--- Task requirements ---
Drop every picture, then repeat the records exactly.

--- Record excerpts ---

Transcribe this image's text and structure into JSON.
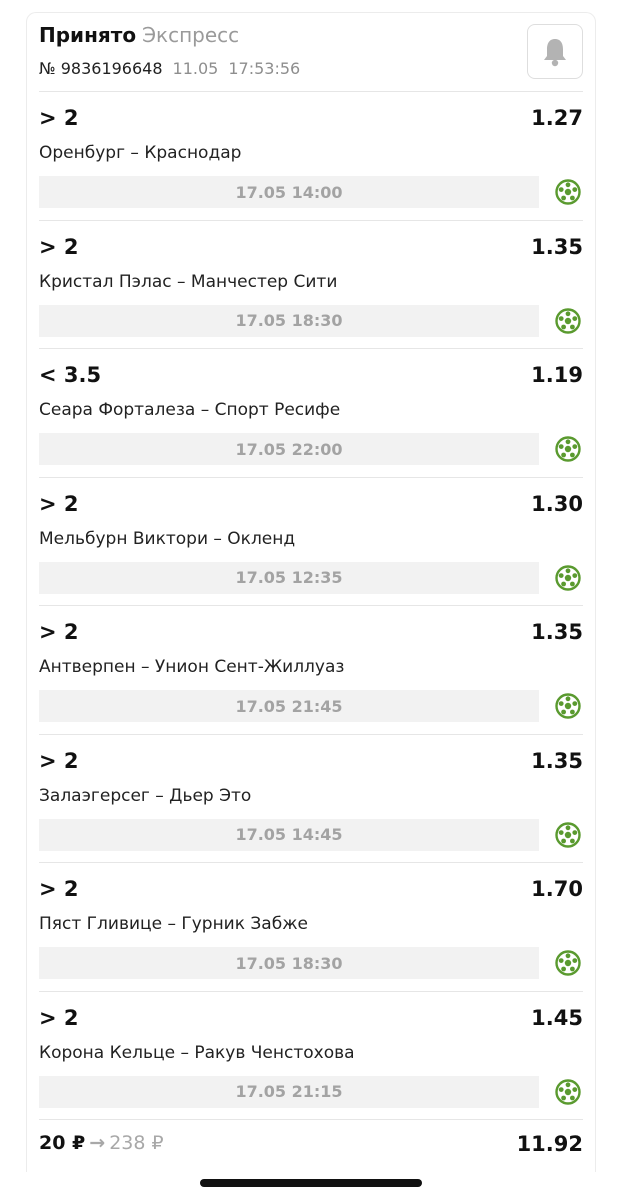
{
  "header": {
    "status": "Принято",
    "bet_type": "Экспресс",
    "bet_number": "№ 9836196648",
    "date": "11.05",
    "time": "17:53:56"
  },
  "bets": [
    {
      "outcome": "> 2",
      "coef": "1.27",
      "match": "Оренбург – Краснодар",
      "datetime": "17.05 14:00"
    },
    {
      "outcome": "> 2",
      "coef": "1.35",
      "match": "Кристал Пэлас – Манчестер Сити",
      "datetime": "17.05 18:30"
    },
    {
      "outcome": "< 3.5",
      "coef": "1.19",
      "match": "Сеара Форталеза – Спорт Ресифе",
      "datetime": "17.05 22:00"
    },
    {
      "outcome": "> 2",
      "coef": "1.30",
      "match": "Мельбурн Виктори – Окленд",
      "datetime": "17.05 12:35"
    },
    {
      "outcome": "> 2",
      "coef": "1.35",
      "match": "Антверпен – Унион Сент-Жиллуаз",
      "datetime": "17.05 21:45"
    },
    {
      "outcome": "> 2",
      "coef": "1.35",
      "match": "Залаэгерсег – Дьер Это",
      "datetime": "17.05 14:45"
    },
    {
      "outcome": "> 2",
      "coef": "1.70",
      "match": "Пяст Гливице – Гурник Забже",
      "datetime": "17.05 18:30"
    },
    {
      "outcome": "> 2",
      "coef": "1.45",
      "match": "Корона Кельце – Ракув Ченстохова",
      "datetime": "17.05 21:15"
    }
  ],
  "footer": {
    "stake": "20 ₽",
    "arrow": "→",
    "potential_win": "238 ₽",
    "total_coef": "11.92"
  },
  "icons": {
    "bell": "bell-icon",
    "sport": "soccer-ball-icon"
  },
  "colors": {
    "soccer_green": "#5a9a2f",
    "muted_text": "#9a9a9a",
    "time_bg": "#f2f2f2"
  }
}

--- Response area ---
Transcribe this image's text and structure into JSON.
{
  "header": {
    "status": "Принято",
    "bet_type": "Экспресс",
    "bet_number": "№ 9836196648",
    "date": "11.05",
    "time": "17:53:56"
  },
  "bets": [
    {
      "outcome": "> 2",
      "coef": "1.27",
      "match": "Оренбург – Краснодар",
      "datetime": "17.05 14:00"
    },
    {
      "outcome": "> 2",
      "coef": "1.35",
      "match": "Кристал Пэлас – Манчестер Сити",
      "datetime": "17.05 18:30"
    },
    {
      "outcome": "< 3.5",
      "coef": "1.19",
      "match": "Сеара Форталеза – Спорт Ресифе",
      "datetime": "17.05 22:00"
    },
    {
      "outcome": "> 2",
      "coef": "1.30",
      "match": "Мельбурн Виктори – Окленд",
      "datetime": "17.05 12:35"
    },
    {
      "outcome": "> 2",
      "coef": "1.35",
      "match": "Антверпен – Унион Сент-Жиллуаз",
      "datetime": "17.05 21:45"
    },
    {
      "outcome": "> 2",
      "coef": "1.35",
      "match": "Залаэгерсег – Дьер Это",
      "datetime": "17.05 14:45"
    },
    {
      "outcome": "> 2",
      "coef": "1.70",
      "match": "Пяст Гливице – Гурник Забже",
      "datetime": "17.05 18:30"
    },
    {
      "outcome": "> 2",
      "coef": "1.45",
      "match": "Корона Кельце – Ракув Ченстохова",
      "datetime": "17.05 21:15"
    }
  ],
  "footer": {
    "stake": "20 ₽",
    "arrow": "→",
    "potential_win": "238 ₽",
    "total_coef": "11.92"
  },
  "icons": {
    "bell": "bell-icon",
    "sport": "soccer-ball-icon"
  },
  "colors": {
    "soccer_green": "#5a9a2f",
    "muted_text": "#9a9a9a",
    "time_bg": "#f2f2f2"
  }
}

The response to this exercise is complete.